"Traditional health care has asked the patient to be the passive recipient of services to and for them. In a new patient- and family-centered model, patients and their family are invited to become more active. For someone who has always been told to do what the doctor says, without opportunity for input, this can be startling. When all of a sudden your doctor starts to ask you what actions you'd like to pursue to solve your health care problem, you may respond, 'That's what I pay you to do!' Explaining why their involvement is essential and setting the context for this change in relationships helps invite more participation. To build confidence with new roles, patients and families need encouragement and support for these expectations and new behaviors." – Mary Minniti, Program and Resource Specialist for the Institute for Patient and Family Centered Care in Bethesda, MD…more
Partnerships are required: Patient engagement is a shared responsibility that requires ongoing partnerships among different sets of stakeholders.
"For patients to be able to participate more fully in their care they need to have better understanding of their own health care issues. The problem is that discussing these issues is the responsibility of the health care team. We have to communicate more effectively than we do now. Because of time constraints, health care professionals aren't doing what needs to be done to help patients engage. Clinicians need to be both a catalyst and a resource for engagement." – Steven E. Weinberger, MD, FACP—Executive Vice President and CEO, American College of Physicians, Philadelphia, PA…more
It's like the Wild West: In part due to the depth and breadth of behaviors that represent engagement, no single strategy can boost engagement. Each stakeholder representative noted that they use a variety of interventions to encourage patient engagement. However, their efforts to promote engagement often lack a systematic approach to ground their investment.
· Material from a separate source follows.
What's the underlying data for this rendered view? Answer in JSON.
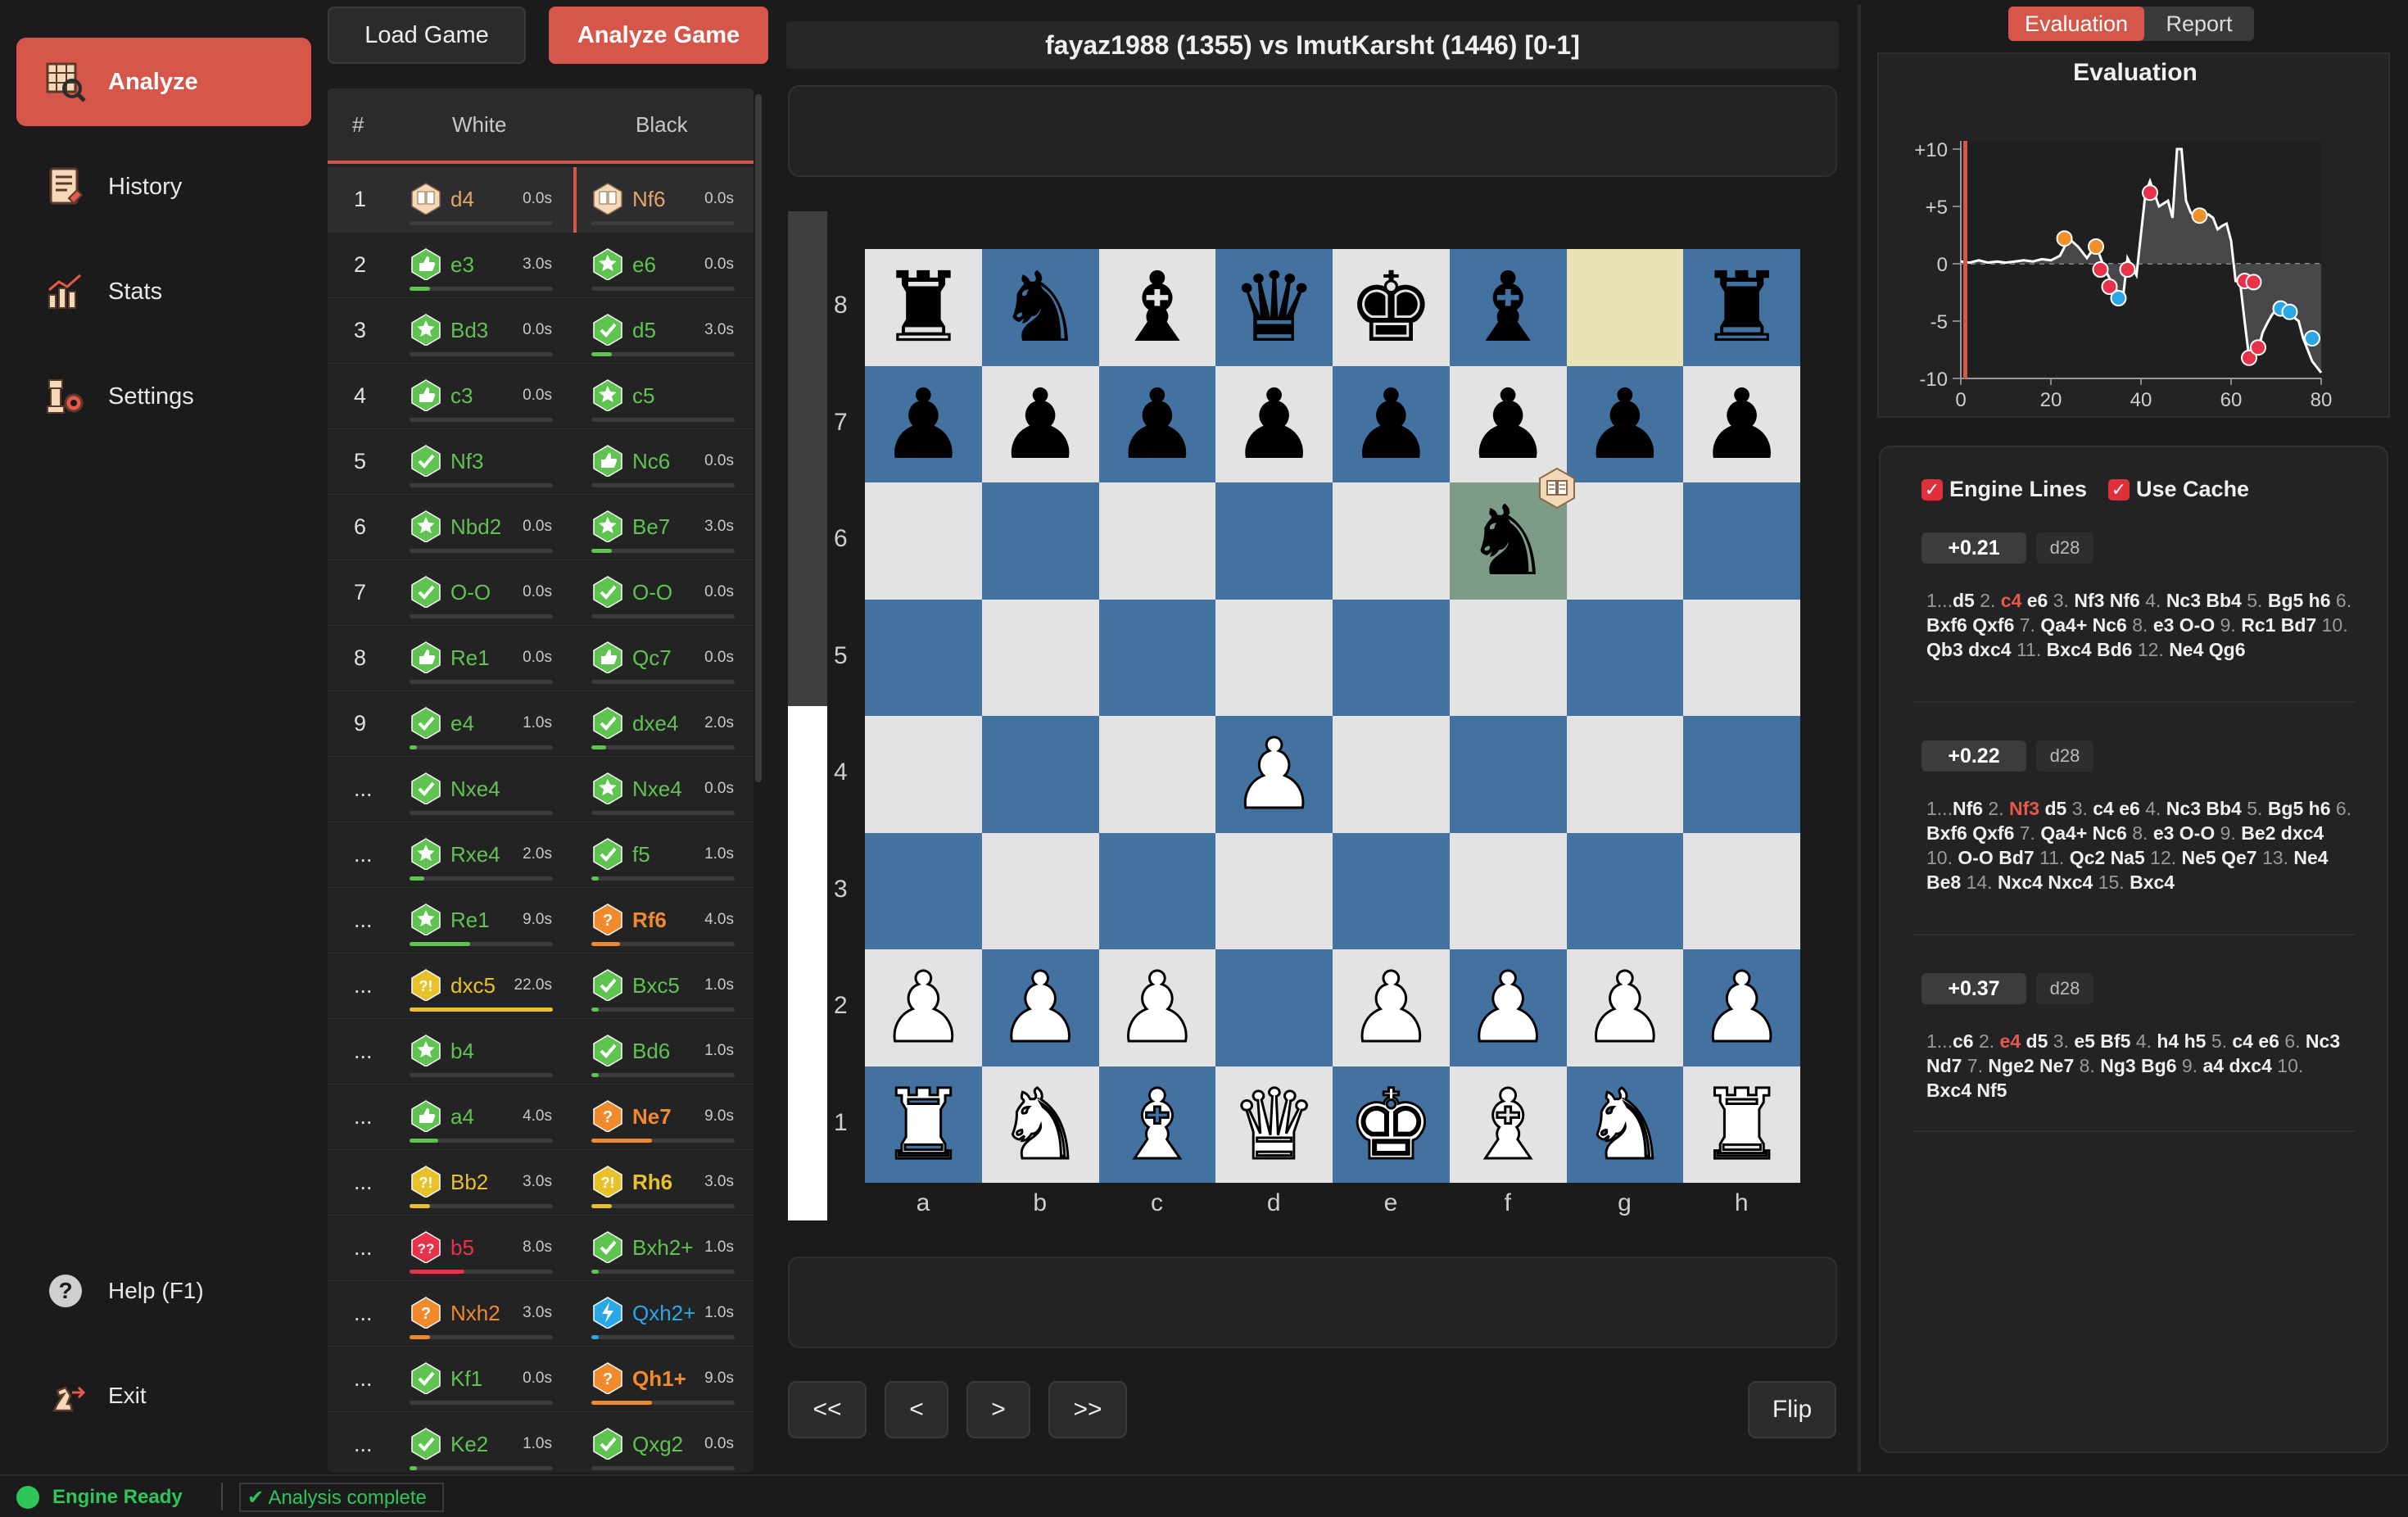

"Two areas that I have been hearing more about are tools and products that use theories from behavioral science, like gaming and Prochaska's Stages of Change theory, to assess a person's readiness to change. Both of these fields rely on engaging users in very small, doable steps, with little points of progress, and either try to meet the person where they are or make the process of change more enjoyable/fun…" – Laurel Pickering, MPH, President and CEO, Northeast Business Group on Health, New York, NY…more
"Health coaching and disease management programs work well if done in person. I don't know of any employers that are truly happy with engagement results and participation rates from telephonic support. In-person support lets coaches discuss changes in diet and other areas needed. Face-to-face seems to have the greatest impact in terms of health outcomes and costs." – Michael Vittoria, Vice President, Corporate Benefits, MaineHealth, Portland, ME…more
"Some of the best interventions are those that help people set goals for themselves and then let them get prompts for things that they may forget to do, such as get information, return to the portal to see their lab tests, or schedule appointments. Providers need synchronous prompts so they can, for example, call the patient on their quit-smoking date and offer encouragement. In five years, all this may seem quirky because we've already achieved it." – Thomas L. Simmer, MD – Senior Vice President and Chief Medical Officer, Blue Cross Blue Shield of Michigan, Detroit, MI…more